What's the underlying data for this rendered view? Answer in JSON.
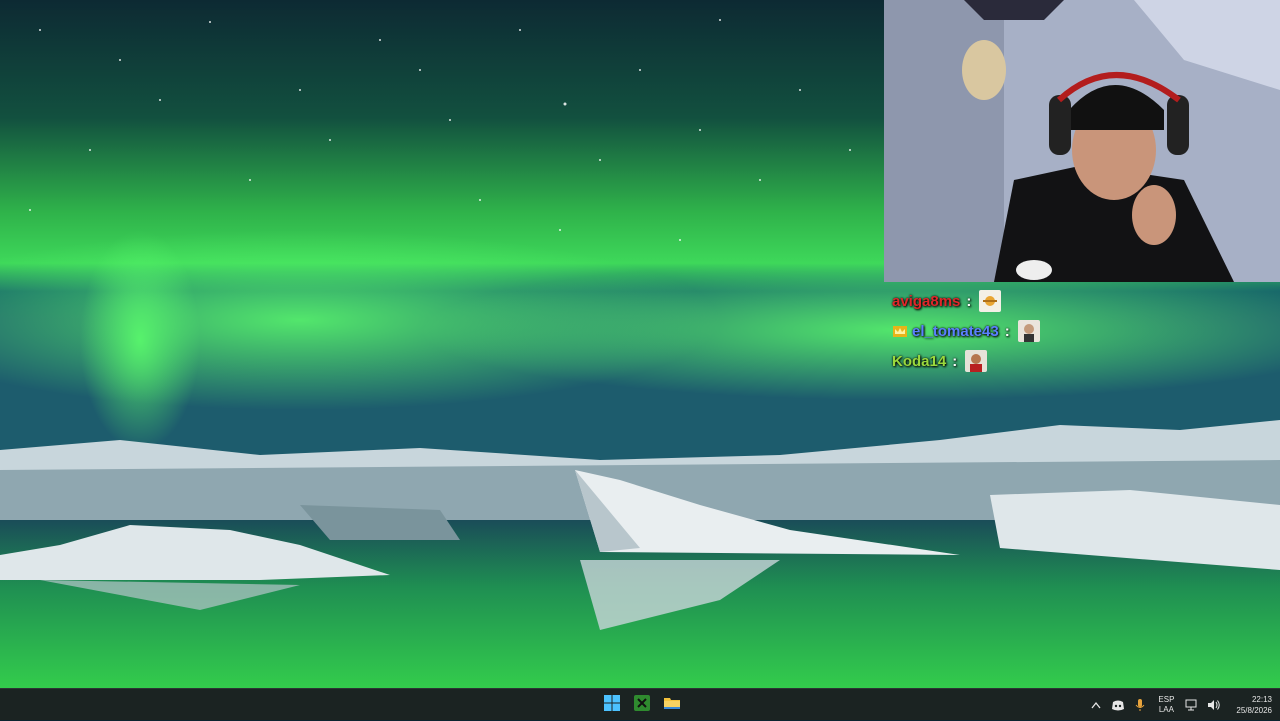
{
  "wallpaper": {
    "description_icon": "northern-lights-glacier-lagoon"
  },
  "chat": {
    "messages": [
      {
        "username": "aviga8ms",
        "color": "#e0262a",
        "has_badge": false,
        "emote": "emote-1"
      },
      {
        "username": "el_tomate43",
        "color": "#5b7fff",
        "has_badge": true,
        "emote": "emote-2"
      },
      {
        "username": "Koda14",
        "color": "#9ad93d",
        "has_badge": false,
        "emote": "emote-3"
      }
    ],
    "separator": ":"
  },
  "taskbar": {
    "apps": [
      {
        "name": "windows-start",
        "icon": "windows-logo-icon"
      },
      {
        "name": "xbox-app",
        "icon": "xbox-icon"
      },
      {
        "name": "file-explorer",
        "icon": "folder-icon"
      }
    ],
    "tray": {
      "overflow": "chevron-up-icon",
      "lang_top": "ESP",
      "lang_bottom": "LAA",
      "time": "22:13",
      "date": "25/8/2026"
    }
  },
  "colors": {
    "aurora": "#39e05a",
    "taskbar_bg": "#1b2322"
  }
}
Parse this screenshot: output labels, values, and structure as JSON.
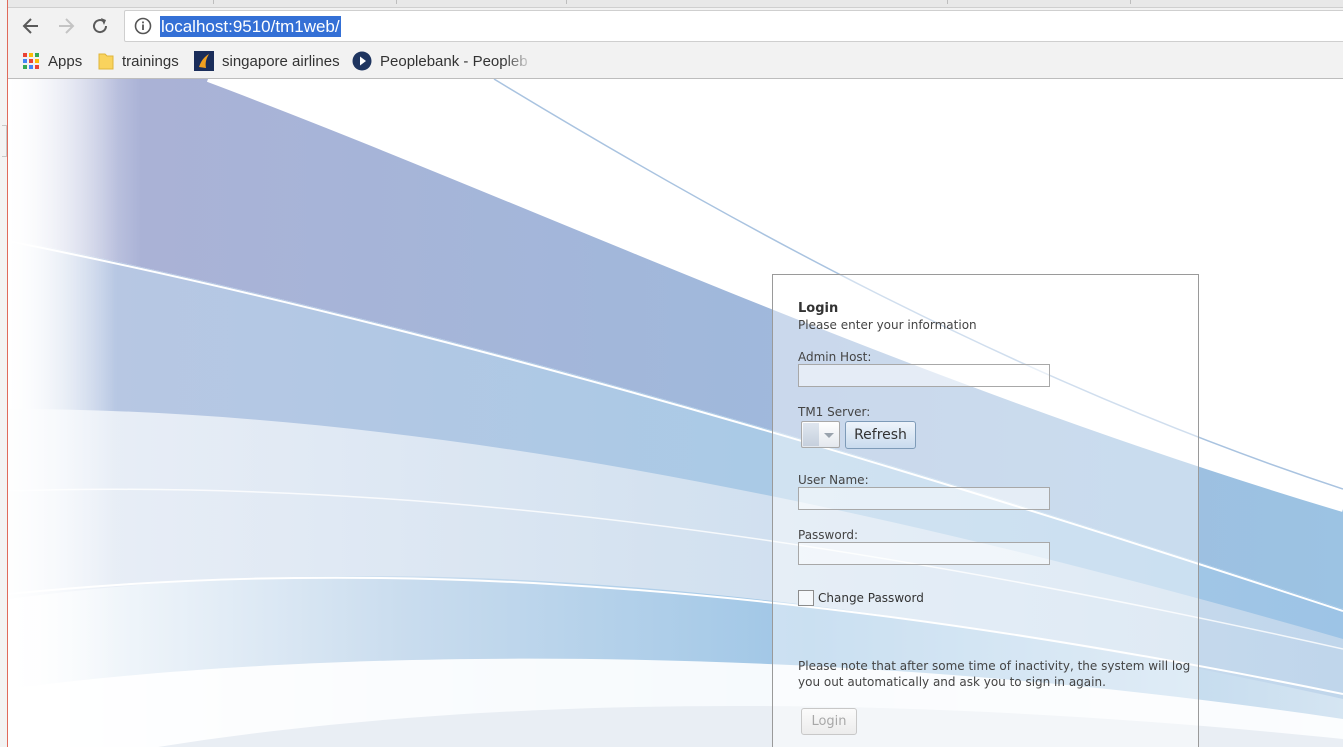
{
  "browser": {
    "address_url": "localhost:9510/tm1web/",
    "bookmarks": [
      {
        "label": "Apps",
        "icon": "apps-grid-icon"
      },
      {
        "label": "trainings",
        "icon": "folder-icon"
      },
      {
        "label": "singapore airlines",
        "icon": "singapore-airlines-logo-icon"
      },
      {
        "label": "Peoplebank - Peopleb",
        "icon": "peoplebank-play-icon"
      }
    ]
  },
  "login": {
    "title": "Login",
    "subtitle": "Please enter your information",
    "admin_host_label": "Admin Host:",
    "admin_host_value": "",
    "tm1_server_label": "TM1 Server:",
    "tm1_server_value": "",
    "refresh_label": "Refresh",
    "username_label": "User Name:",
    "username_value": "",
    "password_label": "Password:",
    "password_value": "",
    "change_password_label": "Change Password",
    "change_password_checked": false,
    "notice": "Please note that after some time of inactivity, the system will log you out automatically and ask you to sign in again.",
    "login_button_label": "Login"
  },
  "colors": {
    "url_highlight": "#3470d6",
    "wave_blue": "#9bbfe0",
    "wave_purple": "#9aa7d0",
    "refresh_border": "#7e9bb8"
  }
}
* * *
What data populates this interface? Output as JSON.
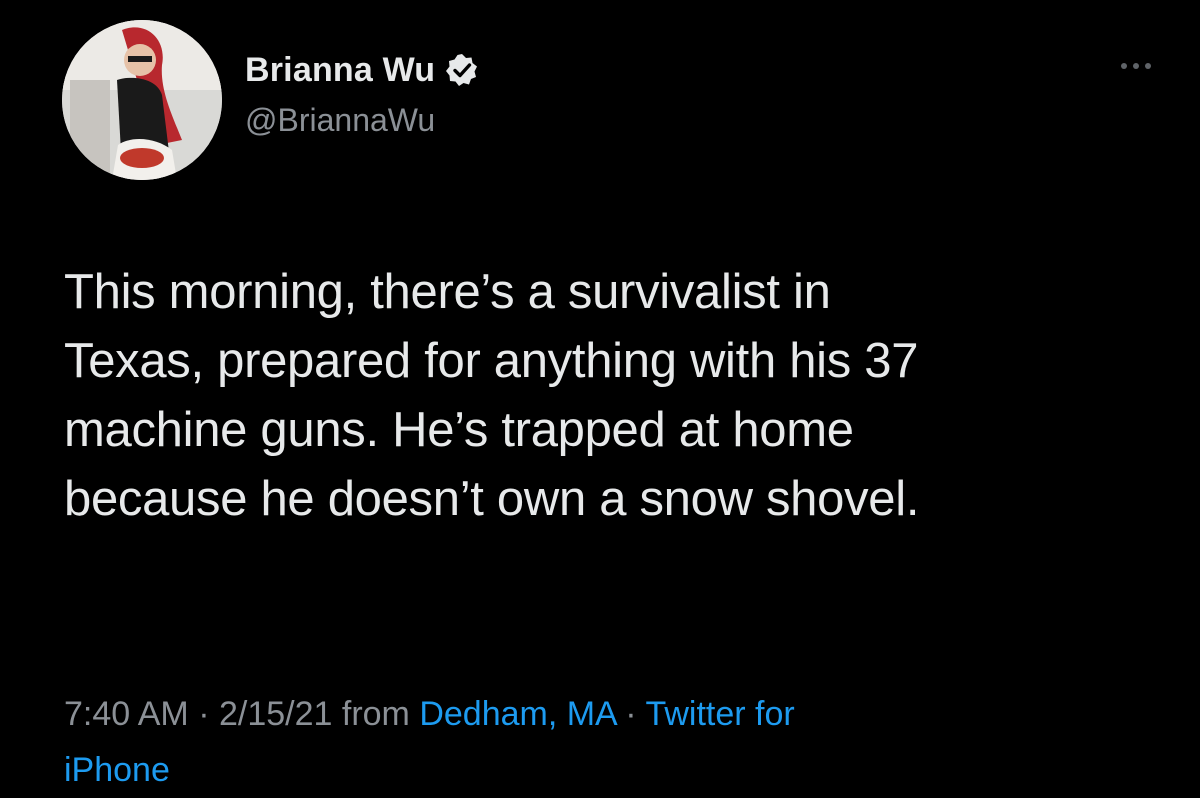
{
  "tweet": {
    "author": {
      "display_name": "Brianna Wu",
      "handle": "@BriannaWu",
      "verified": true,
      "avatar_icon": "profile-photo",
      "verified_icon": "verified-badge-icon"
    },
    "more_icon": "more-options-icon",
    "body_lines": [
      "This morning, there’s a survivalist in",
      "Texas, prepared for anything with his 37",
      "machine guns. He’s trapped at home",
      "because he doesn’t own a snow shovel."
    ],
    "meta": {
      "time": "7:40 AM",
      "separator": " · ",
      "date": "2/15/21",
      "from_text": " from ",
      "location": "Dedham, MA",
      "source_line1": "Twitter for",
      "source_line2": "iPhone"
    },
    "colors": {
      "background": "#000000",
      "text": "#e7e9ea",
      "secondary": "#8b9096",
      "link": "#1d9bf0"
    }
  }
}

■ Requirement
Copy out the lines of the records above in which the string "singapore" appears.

■ Answer space
        "label": "singapore airlines",
        "icon": "singapore-airlines-logo-icon"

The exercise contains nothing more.